COVINGTON, Ga. — Out of five Newton County Commission candidates heading toward the Nov. 3 election only one already knows her likely fate.
Alana Sanders is busy working on community projects and learning what she can about county government as she waits to fill the District 3 seat on the Newton County Board of Commissioners Jan. 1.
Sanders is a business and marketing professional whose varied career has included work as a business professor for colleges like Liberty and Kaplan universities; as a singer and fitness instructor; and as an online radio host.
In her first run for office, Sanders defeated three-term incumbent Nancy Schulz in the June 9 Democratic primary election for the District 3 board seat representing a narrow area of north and western Newton County bordering Rockdale County.

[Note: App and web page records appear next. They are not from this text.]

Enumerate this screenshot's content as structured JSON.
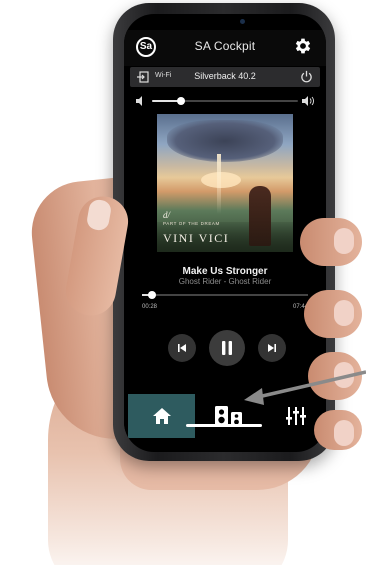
{
  "app": {
    "logo_text": "Sa",
    "title": "SA Cockpit",
    "icons": {
      "settings": "gear-icon",
      "exit": "exit-icon",
      "power": "power-icon"
    }
  },
  "connection": {
    "network": "Wi-Fi",
    "device": "Silverback 40.2"
  },
  "volume": {
    "level": 0.2
  },
  "album": {
    "mark": "d/",
    "subtitle": "PART OF THE DREAM",
    "artist_art_text": "VINI VICI"
  },
  "track": {
    "title": "Make Us Stronger",
    "subtitle": "Ghost Rider - Ghost Rider",
    "elapsed": "00:28",
    "total": "07:44",
    "progress": 0.06
  },
  "tabs": [
    {
      "name": "home",
      "icon": "home-icon",
      "active": true
    },
    {
      "name": "speakers",
      "icon": "speakers-icon",
      "active": false
    },
    {
      "name": "equalizer",
      "icon": "equalizer-icon",
      "active": false
    }
  ],
  "colors": {
    "active_tab": "#2e5b5f",
    "background": "#000000",
    "status_bar": "#2c2c2e"
  }
}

She is unopposed in the Nov. 3 general election while two sitting commissioners face challengers.
Sanders has attended some commission meetings and some special events — such as groundbreakings for an addition to the sheriff’s office and a new Oxford-area fire station — after county officials invited her because of her status as an incoming commissioner, she said.
Newton County commissioners have taken some potentially impactful votes since her primary election victory — such as approval of the 2021 county budget and removal of the Confederate statue from the Covington Square.
However, she said she did not want to comment on those issues because she did not receive the information commissioners did before taking their votes.
“To effectively comment on those items mentioned, I would have to be privy to all details that the commissioners receive directly from the (county) attorney or any parties involved to comment,” Sanders said.
“I believe in dealing with the facts and concrete evidence along with being involved in their current executive board meeting (before) discussing why decisions were made,” she said.
Sanders has worked in recent months on such community projects as a series of food and school supply donations to residents facing economic hardships due in part to the COVID-19 pandemic.
She recently organized a giveaway of free office equipment donated by major national retailers like IKEA.
Sanders said she tried to meet as many people as she could during her campaign early this year.
“As a resident in District 3 for over 13 years and listening to the concerns of my neighbors there are many items the residents would like to see changed and improved in the community,” she said.
“I also mentioned these items during my campaign, in the candidates forum, and on all my social media networks.”
Residents told her they wanted more recreational facilities for both elderly and young people in the diverse district — which runs from the Walton County line at its north end to Brown Bridge Road at its south end.
“The nearest park is 20 minutes or more away from the area. In some areas of the district it is farther,” Sanders said.
She said she also wanted to work to attract businesses to the area “that cater to the needs of the community.”
“Many of the residents shop in neighboring cities outside of the county because they provide the resources,” Sanders said.
Newton County’s public library system only includes three branches but their media offerings have become much more valuable as almost all students began the school year learning online from teachers.
Sanders said residents told her during her campaign they wanted a library that included updated technology “and is closer to the area.”
District 3’s nearest public library is the Porter Memorial Branch Library miles south of the district on Ga. Hwy. 212.
“Almost similar to the park issue the library is not being utilized by our district as much because of the distance. We need a hub in our area,” she said.
The job of county commissioner “is very similar to many roles I have held over the years as a leader” in her private life with the only difference being “the issues being discussed.”
“If you look at the makeup of the board every one comes from many walks of life before stepping into the position as a commissioner,” she said.
“The most important aspect is that your community believed in you enough to vote you in as their representative.”